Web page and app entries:
□ □ □ □ □ □ □

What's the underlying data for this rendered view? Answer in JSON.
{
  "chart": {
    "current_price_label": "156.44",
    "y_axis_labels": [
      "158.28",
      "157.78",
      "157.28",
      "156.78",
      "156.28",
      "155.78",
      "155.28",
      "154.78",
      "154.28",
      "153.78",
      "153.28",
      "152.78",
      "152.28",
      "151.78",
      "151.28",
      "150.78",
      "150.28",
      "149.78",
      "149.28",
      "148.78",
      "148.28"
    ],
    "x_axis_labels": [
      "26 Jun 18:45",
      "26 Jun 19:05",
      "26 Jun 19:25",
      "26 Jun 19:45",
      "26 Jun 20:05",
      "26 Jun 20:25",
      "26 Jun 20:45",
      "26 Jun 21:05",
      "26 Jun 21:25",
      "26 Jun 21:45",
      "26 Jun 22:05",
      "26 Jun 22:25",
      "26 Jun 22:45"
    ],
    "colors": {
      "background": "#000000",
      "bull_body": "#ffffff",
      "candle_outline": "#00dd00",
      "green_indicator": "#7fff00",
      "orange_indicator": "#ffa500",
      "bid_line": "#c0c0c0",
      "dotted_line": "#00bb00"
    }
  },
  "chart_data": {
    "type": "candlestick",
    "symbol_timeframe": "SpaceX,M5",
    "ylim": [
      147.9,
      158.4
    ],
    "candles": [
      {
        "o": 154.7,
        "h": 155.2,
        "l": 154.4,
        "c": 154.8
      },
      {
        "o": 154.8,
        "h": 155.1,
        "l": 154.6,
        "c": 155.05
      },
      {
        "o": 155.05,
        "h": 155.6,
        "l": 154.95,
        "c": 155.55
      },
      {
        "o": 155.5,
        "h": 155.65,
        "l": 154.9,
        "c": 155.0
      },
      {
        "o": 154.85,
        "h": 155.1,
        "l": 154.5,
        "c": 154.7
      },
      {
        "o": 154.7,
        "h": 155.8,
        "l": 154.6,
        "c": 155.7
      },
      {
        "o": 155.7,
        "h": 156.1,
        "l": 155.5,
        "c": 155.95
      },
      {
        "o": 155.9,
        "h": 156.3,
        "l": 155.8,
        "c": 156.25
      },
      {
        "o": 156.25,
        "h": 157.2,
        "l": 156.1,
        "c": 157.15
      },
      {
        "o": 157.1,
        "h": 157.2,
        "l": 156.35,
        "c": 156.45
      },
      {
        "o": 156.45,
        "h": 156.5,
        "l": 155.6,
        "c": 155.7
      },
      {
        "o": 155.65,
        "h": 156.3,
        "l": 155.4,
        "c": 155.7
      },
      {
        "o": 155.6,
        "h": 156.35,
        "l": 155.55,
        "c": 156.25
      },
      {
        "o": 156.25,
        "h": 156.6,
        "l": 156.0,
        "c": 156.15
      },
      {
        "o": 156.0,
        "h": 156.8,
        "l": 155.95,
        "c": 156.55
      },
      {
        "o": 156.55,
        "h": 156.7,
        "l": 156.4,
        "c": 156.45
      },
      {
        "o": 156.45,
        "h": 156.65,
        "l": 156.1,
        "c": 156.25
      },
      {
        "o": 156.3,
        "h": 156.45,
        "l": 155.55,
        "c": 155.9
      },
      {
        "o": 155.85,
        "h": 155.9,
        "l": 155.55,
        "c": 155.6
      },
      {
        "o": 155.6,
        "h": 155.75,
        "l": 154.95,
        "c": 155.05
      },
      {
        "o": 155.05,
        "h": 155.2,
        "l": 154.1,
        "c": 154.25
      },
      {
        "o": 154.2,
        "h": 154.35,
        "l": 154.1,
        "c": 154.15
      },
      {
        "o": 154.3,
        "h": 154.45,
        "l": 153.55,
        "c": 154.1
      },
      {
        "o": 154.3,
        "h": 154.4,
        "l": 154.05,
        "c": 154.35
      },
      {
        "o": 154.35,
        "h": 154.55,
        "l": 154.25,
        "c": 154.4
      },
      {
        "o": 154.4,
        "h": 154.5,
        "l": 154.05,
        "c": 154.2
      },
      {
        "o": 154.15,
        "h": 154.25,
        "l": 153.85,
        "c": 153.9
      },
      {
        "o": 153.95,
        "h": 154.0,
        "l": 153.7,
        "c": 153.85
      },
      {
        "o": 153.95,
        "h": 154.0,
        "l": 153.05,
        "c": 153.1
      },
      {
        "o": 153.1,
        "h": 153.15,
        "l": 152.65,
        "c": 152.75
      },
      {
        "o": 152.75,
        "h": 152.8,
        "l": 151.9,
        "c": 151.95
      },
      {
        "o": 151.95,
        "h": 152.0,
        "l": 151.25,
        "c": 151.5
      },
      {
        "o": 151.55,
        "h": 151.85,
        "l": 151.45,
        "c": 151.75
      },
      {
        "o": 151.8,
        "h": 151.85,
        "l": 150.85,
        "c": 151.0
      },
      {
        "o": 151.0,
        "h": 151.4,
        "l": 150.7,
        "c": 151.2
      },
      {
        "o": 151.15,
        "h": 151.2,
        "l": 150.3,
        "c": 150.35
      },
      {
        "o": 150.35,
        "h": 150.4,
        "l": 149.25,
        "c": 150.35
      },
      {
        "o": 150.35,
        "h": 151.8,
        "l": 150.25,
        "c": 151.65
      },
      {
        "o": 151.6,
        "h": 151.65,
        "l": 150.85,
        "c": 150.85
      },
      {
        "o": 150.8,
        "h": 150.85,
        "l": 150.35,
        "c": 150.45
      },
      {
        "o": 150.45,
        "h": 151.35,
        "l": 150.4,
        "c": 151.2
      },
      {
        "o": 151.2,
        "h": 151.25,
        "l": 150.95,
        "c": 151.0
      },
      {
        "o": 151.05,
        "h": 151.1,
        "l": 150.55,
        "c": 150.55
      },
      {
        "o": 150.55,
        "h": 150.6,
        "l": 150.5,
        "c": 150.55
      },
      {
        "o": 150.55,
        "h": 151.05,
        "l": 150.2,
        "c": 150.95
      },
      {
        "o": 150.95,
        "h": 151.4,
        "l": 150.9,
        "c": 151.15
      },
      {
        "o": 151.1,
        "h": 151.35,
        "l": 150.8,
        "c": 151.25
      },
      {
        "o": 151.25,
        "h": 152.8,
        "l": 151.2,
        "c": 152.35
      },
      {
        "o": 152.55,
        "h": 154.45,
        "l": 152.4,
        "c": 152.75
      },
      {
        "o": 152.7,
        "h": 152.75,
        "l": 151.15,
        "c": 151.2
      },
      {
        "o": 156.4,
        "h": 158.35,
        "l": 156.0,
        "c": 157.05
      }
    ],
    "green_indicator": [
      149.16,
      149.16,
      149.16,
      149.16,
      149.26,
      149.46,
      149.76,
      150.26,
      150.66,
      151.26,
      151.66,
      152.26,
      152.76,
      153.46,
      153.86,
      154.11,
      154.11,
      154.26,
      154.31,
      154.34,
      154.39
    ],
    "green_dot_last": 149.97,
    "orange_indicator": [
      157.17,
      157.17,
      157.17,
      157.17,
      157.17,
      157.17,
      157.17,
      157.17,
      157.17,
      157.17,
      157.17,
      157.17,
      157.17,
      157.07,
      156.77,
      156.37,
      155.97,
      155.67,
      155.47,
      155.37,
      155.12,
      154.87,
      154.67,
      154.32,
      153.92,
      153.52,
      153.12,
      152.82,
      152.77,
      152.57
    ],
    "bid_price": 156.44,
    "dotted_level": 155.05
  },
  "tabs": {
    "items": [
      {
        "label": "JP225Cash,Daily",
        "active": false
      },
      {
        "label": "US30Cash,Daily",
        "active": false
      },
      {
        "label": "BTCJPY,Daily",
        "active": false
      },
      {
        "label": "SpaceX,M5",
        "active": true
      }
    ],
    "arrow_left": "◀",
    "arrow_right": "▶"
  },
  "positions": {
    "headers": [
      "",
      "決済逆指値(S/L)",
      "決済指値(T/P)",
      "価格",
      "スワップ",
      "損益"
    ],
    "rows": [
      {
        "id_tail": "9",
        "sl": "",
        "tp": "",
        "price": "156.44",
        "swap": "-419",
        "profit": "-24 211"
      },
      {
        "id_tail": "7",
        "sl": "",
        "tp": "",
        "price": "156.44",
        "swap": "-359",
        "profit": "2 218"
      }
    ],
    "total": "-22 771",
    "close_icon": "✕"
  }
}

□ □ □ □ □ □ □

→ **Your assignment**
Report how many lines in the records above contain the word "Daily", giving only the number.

→ **Completed exercise**
3